§ What you will do: Filter the listing below, copying every line in which the word "Background" appears.
☆ ☆ ☆
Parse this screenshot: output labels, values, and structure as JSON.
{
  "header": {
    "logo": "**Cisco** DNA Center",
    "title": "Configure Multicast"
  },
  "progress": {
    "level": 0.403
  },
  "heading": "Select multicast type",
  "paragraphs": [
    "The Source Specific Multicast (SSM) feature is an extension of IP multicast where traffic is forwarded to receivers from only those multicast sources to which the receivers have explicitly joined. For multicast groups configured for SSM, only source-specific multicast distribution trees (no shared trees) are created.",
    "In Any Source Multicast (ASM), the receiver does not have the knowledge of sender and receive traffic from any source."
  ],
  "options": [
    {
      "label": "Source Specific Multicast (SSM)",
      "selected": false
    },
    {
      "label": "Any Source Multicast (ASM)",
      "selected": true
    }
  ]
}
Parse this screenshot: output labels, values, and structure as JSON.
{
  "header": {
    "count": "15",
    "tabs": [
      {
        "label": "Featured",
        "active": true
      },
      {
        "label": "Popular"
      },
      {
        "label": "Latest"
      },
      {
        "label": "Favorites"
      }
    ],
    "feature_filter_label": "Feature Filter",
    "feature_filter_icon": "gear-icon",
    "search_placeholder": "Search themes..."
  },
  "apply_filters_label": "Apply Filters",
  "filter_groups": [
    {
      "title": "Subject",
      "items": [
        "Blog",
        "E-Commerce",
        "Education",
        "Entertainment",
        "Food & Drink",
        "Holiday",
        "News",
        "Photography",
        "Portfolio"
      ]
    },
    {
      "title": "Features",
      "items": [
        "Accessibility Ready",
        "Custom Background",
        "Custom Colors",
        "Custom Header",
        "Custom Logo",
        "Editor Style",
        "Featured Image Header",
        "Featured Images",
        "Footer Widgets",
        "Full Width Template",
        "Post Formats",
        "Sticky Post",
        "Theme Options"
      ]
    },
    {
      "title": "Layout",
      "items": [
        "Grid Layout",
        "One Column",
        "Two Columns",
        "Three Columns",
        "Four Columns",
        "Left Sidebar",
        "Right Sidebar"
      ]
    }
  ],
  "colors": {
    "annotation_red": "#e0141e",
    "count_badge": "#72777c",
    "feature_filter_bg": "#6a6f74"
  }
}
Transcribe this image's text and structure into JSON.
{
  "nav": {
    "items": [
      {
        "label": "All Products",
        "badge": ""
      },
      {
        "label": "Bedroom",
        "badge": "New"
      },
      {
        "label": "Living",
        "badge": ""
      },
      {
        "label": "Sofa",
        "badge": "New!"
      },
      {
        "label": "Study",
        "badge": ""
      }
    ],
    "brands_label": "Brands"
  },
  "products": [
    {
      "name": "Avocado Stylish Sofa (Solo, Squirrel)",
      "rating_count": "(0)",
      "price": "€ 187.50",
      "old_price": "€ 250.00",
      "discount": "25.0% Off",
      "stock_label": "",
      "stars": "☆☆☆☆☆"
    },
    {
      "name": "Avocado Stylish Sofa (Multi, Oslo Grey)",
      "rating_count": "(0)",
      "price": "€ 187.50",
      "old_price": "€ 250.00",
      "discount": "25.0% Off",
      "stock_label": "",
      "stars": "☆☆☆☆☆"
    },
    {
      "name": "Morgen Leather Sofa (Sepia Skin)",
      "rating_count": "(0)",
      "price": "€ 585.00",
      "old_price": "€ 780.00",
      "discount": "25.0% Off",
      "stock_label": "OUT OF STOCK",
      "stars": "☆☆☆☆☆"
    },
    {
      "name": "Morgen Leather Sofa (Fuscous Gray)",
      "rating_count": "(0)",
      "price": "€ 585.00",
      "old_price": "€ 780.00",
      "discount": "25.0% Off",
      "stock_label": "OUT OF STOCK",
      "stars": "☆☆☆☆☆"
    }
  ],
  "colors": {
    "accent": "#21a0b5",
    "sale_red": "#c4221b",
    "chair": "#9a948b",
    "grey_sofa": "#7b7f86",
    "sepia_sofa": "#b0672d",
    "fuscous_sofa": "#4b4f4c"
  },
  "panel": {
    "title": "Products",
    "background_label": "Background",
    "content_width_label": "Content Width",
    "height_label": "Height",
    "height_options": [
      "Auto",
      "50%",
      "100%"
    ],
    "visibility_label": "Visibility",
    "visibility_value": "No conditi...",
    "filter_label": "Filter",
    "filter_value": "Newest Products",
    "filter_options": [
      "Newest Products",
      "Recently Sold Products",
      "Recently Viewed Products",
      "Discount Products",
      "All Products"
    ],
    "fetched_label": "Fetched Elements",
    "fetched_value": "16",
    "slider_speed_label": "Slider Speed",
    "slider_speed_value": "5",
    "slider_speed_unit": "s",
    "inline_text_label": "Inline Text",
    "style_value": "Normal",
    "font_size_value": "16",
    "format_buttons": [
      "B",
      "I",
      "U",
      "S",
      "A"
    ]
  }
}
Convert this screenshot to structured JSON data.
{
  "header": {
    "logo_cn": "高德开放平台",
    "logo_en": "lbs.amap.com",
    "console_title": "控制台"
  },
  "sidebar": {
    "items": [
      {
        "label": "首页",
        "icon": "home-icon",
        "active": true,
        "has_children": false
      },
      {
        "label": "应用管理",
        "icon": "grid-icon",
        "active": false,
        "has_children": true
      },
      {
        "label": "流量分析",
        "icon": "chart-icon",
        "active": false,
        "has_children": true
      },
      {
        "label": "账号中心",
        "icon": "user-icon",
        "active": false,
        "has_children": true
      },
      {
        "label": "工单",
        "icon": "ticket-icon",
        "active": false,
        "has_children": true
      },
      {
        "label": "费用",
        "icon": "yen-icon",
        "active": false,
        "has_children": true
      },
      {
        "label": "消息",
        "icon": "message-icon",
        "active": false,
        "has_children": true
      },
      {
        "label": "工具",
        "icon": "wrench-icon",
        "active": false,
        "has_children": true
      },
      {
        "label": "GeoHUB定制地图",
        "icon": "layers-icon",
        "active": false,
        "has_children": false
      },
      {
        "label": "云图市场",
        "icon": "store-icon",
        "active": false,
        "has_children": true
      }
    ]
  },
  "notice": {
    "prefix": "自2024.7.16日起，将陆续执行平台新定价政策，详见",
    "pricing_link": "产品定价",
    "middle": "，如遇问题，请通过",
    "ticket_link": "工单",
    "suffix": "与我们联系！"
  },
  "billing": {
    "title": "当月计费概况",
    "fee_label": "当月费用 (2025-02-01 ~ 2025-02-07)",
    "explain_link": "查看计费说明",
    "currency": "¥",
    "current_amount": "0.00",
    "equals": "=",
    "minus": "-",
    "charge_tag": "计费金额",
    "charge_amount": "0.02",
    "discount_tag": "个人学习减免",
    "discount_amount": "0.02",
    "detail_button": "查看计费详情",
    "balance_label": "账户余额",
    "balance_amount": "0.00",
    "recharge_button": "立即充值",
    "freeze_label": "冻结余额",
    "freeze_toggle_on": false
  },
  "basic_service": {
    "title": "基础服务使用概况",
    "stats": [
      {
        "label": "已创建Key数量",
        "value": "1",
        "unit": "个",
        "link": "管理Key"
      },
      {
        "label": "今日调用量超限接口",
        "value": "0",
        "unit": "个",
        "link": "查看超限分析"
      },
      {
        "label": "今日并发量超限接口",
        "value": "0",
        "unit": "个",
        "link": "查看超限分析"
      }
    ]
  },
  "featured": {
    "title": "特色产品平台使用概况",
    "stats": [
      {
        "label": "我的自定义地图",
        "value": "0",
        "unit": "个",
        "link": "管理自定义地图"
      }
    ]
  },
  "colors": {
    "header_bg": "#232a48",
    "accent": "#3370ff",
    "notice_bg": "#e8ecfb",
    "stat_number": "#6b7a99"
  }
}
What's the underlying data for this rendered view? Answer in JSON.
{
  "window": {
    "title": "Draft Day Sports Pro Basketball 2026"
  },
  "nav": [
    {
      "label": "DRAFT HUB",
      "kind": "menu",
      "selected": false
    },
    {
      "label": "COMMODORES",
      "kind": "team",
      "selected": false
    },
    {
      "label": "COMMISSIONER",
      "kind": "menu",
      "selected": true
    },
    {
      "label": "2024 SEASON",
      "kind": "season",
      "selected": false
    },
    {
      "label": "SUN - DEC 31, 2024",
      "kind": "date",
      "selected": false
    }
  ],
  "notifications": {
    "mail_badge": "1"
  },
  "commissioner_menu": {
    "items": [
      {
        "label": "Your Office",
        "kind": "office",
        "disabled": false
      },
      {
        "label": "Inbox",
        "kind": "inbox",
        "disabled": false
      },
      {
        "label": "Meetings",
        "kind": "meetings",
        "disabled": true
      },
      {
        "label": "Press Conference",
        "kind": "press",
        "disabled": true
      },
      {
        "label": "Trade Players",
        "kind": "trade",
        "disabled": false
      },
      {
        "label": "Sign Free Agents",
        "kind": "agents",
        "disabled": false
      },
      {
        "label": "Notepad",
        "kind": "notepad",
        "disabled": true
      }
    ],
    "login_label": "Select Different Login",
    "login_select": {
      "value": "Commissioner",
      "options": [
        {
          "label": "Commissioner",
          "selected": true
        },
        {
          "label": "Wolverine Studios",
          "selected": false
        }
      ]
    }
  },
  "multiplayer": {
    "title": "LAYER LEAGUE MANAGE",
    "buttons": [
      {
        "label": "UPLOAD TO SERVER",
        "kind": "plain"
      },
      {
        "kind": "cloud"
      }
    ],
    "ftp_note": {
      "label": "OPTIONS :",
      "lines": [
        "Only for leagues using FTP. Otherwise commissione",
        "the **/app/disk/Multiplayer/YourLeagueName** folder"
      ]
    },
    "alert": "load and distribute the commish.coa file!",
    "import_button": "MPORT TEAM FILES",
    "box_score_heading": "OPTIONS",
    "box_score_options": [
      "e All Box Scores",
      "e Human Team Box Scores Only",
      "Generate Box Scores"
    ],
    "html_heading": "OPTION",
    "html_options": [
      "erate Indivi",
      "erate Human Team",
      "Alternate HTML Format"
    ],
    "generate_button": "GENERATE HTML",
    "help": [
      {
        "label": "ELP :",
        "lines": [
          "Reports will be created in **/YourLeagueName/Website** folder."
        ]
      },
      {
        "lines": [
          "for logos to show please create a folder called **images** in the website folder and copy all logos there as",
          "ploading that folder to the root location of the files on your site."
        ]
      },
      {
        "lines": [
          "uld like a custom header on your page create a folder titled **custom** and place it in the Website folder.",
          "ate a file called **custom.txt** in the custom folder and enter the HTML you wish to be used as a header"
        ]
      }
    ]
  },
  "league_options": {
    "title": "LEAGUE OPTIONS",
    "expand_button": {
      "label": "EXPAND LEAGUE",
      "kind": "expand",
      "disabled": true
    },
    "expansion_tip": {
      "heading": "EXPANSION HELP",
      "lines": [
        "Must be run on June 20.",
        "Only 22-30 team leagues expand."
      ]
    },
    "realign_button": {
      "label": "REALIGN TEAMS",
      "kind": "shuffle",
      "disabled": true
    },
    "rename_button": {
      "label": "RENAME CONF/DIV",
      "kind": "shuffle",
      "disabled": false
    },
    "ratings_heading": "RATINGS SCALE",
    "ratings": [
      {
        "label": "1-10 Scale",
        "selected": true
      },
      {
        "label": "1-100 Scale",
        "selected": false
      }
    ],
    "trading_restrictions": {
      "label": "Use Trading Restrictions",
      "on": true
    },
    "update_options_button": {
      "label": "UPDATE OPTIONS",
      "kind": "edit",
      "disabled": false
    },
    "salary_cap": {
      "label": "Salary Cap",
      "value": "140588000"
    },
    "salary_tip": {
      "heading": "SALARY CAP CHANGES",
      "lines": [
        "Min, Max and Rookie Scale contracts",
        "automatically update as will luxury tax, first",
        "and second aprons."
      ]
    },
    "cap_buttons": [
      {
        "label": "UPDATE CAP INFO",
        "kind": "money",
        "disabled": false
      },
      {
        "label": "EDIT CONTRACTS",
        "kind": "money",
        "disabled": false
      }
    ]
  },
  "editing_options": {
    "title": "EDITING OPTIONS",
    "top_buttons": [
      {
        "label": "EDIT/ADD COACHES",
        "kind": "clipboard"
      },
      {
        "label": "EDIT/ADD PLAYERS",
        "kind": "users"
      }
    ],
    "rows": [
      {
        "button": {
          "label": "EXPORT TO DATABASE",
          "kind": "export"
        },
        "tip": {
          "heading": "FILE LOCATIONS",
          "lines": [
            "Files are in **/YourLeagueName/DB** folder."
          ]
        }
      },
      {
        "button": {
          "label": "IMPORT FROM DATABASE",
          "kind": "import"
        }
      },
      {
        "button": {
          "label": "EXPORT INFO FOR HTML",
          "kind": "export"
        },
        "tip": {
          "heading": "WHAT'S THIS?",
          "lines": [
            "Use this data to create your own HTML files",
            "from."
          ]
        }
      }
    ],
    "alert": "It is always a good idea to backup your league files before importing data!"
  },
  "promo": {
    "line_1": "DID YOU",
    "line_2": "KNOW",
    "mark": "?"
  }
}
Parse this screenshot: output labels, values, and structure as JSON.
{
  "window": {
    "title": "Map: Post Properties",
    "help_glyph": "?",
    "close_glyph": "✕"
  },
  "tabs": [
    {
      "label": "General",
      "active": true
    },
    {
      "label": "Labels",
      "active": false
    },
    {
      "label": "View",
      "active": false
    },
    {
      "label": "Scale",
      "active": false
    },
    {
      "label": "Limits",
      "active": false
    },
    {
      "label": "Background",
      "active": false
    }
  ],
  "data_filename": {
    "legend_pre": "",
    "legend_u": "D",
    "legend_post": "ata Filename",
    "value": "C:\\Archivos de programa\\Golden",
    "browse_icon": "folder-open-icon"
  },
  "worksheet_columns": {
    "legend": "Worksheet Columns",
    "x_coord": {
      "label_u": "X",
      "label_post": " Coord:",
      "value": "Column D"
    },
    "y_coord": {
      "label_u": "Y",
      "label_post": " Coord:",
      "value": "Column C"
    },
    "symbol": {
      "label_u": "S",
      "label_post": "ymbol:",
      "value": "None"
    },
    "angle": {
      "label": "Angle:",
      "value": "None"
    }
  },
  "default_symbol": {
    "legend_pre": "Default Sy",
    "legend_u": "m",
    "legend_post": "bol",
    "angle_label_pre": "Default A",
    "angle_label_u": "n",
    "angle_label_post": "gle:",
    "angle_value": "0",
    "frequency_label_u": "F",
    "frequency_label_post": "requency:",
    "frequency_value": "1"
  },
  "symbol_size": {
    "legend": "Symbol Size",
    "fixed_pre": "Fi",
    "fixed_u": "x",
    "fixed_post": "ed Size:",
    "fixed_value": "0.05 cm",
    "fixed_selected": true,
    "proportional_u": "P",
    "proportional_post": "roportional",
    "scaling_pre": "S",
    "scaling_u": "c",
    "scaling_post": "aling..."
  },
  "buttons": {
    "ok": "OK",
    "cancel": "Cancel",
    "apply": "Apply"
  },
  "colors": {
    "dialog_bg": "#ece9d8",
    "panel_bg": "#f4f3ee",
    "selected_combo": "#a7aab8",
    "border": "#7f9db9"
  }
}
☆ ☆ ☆
§ Task result:
        "Custom Background",
    "background_label": "Background",
      "label": "Background",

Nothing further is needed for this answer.